> [Work instruction] Please return the full listing exactly as written, with the images removed.

> [Listed entries]
┌──
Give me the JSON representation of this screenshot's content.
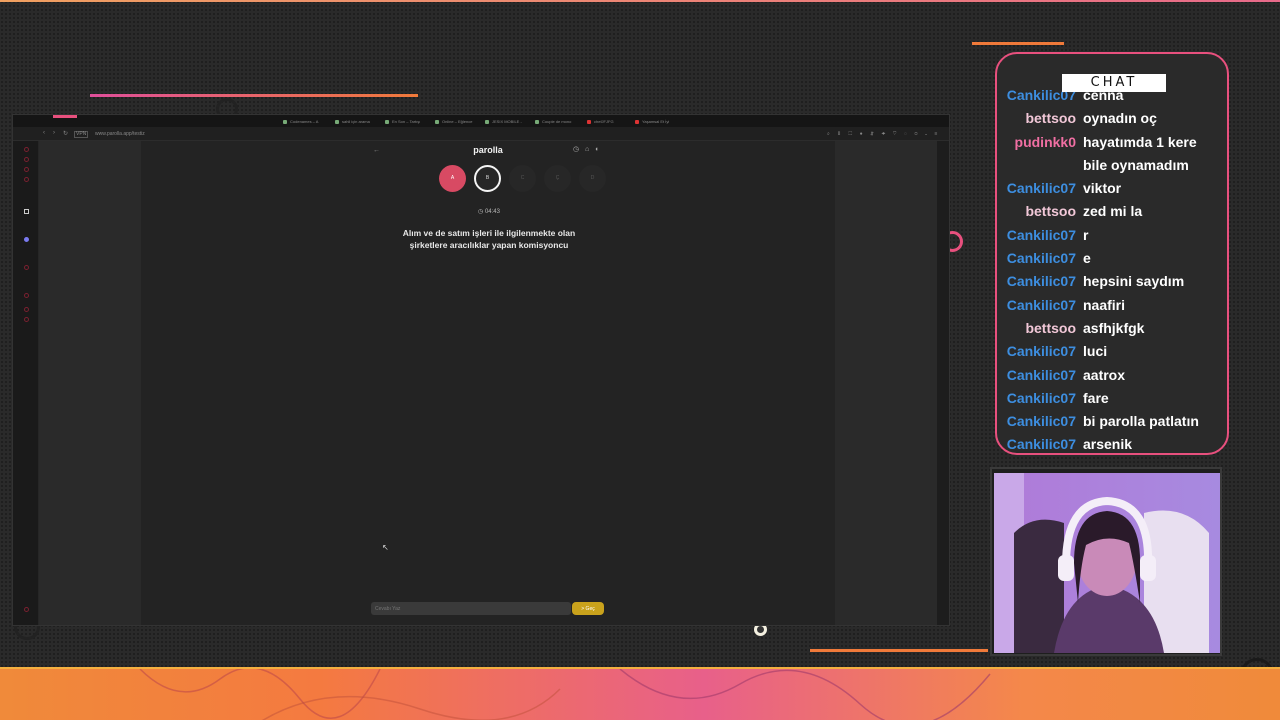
{
  "browser": {
    "tabs": [
      {
        "label": "Codenames – A",
        "fav": "green"
      },
      {
        "label": "sahil için arama",
        "fav": "green"
      },
      {
        "label": "En Son – Tartışı",
        "fav": "green"
      },
      {
        "label": "Online – Eğlence",
        "fav": "green"
      },
      {
        "label": "JESIX MOBILE -",
        "fav": "green"
      },
      {
        "label": "Couple de mono",
        "fav": "green"
      },
      {
        "label": "chefJFJFG",
        "fav": "red"
      },
      {
        "label": "Yaşamsal Et İyi",
        "fav": "red"
      }
    ],
    "url": "www.parolla.app/testiz",
    "url_badge": "VPN"
  },
  "parolla": {
    "back_icon": "arrow-left-icon",
    "title": "parolla",
    "letters": [
      "A",
      "B",
      "C",
      "Ç",
      "D"
    ],
    "timer": "04:43",
    "question": "Alım ve de satım işleri ile ilgilenmekte olan şirketlere aracılıklar yapan komisyoncu",
    "answer_placeholder": "Cevabı Yaz",
    "submit_label": "> Geç"
  },
  "chat": {
    "title": "CHAT",
    "messages": [
      {
        "user": "Cankilic07",
        "text": "cenna",
        "color": "#3d8ee0"
      },
      {
        "user": "bettsoo",
        "text": "oynadın oç",
        "color": "#f2c8d8"
      },
      {
        "user": "pudinkk0",
        "text": "hayatımda 1 kere bile oynamadım",
        "color": "#f06fa3"
      },
      {
        "user": "Cankilic07",
        "text": "viktor",
        "color": "#3d8ee0"
      },
      {
        "user": "bettsoo",
        "text": "zed mi la",
        "color": "#f2c8d8"
      },
      {
        "user": "Cankilic07",
        "text": "r",
        "color": "#3d8ee0"
      },
      {
        "user": "Cankilic07",
        "text": "e",
        "color": "#3d8ee0"
      },
      {
        "user": "Cankilic07",
        "text": "hepsini saydım",
        "color": "#3d8ee0"
      },
      {
        "user": "Cankilic07",
        "text": "naafiri",
        "color": "#3d8ee0"
      },
      {
        "user": "bettsoo",
        "text": "asfhjkfgk",
        "color": "#f2c8d8"
      },
      {
        "user": "Cankilic07",
        "text": "luci",
        "color": "#3d8ee0"
      },
      {
        "user": "Cankilic07",
        "text": "aatrox",
        "color": "#3d8ee0"
      },
      {
        "user": "Cankilic07",
        "text": "fare",
        "color": "#3d8ee0"
      },
      {
        "user": "Cankilic07",
        "text": "bi parolla patlatın",
        "color": "#3d8ee0"
      },
      {
        "user": "Cankilic07",
        "text": "arsenik",
        "color": "#3d8ee0"
      }
    ]
  },
  "colors": {
    "accent_pink": "#e8507e",
    "accent_orange": "#f07a3a",
    "letter_active": "#d84a63",
    "submit": "#c9a21c"
  }
}
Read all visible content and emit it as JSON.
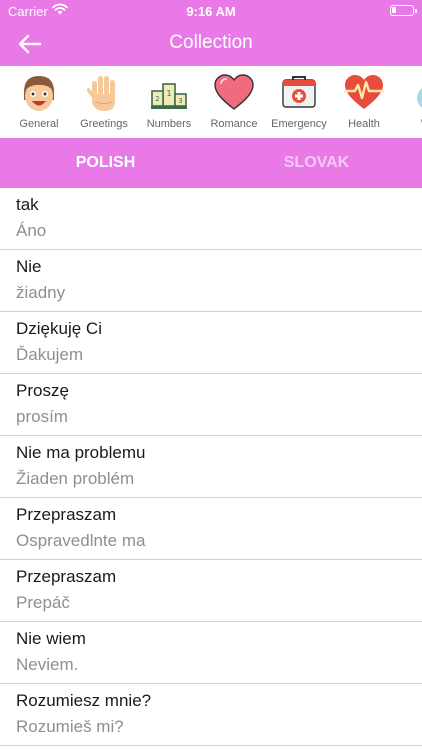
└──
> [Written reply]
Give me the JSON representation of this screenshot's content.
{
  "browser": {
    "tabs": [
      {
        "label": "Codenames – A",
        "fav": "green"
      },
      {
        "label": "sahil için arama",
        "fav": "green"
      },
      {
        "label": "En Son – Tartışı",
        "fav": "green"
      },
      {
        "label": "Online – Eğlence",
        "fav": "green"
      },
      {
        "label": "JESIX MOBILE -",
        "fav": "green"
      },
      {
        "label": "Couple de mono",
        "fav": "green"
      },
      {
        "label": "chefJFJFG",
        "fav": "red"
      },
      {
        "label": "Yaşamsal Et İyi",
        "fav": "red"
      }
    ],
    "url": "www.parolla.app/testiz",
    "url_badge": "VPN"
  },
  "parolla": {
    "back_icon": "arrow-left-icon",
    "title": "parolla",
    "letters": [
      "A",
      "B",
      "C",
      "Ç",
      "D"
    ],
    "timer": "04:43",
    "question": "Alım ve de satım işleri ile ilgilenmekte olan şirketlere aracılıklar yapan komisyoncu",
    "answer_placeholder": "Cevabı Yaz",
    "submit_label": "> Geç"
  },
  "chat": {
    "title": "CHAT",
    "messages": [
      {
        "user": "Cankilic07",
        "text": "cenna",
        "color": "#3d8ee0"
      },
      {
        "user": "bettsoo",
        "text": "oynadın oç",
        "color": "#f2c8d8"
      },
      {
        "user": "pudinkk0",
        "text": "hayatımda 1 kere bile oynamadım",
        "color": "#f06fa3"
      },
      {
        "user": "Cankilic07",
        "text": "viktor",
        "color": "#3d8ee0"
      },
      {
        "user": "bettsoo",
        "text": "zed mi la",
        "color": "#f2c8d8"
      },
      {
        "user": "Cankilic07",
        "text": "r",
        "color": "#3d8ee0"
      },
      {
        "user": "Cankilic07",
        "text": "e",
        "color": "#3d8ee0"
      },
      {
        "user": "Cankilic07",
        "text": "hepsini saydım",
        "color": "#3d8ee0"
      },
      {
        "user": "Cankilic07",
        "text": "naafiri",
        "color": "#3d8ee0"
      },
      {
        "user": "bettsoo",
        "text": "asfhjkfgk",
        "color": "#f2c8d8"
      },
      {
        "user": "Cankilic07",
        "text": "luci",
        "color": "#3d8ee0"
      },
      {
        "user": "Cankilic07",
        "text": "aatrox",
        "color": "#3d8ee0"
      },
      {
        "user": "Cankilic07",
        "text": "fare",
        "color": "#3d8ee0"
      },
      {
        "user": "Cankilic07",
        "text": "bi parolla patlatın",
        "color": "#3d8ee0"
      },
      {
        "user": "Cankilic07",
        "text": "arsenik",
        "color": "#3d8ee0"
      }
    ]
  },
  "colors": {
    "accent_pink": "#e8507e",
    "accent_orange": "#f07a3a",
    "letter_active": "#d84a63",
    "submit": "#c9a21c"
  }
}
Read all visible content and emit it as JSON.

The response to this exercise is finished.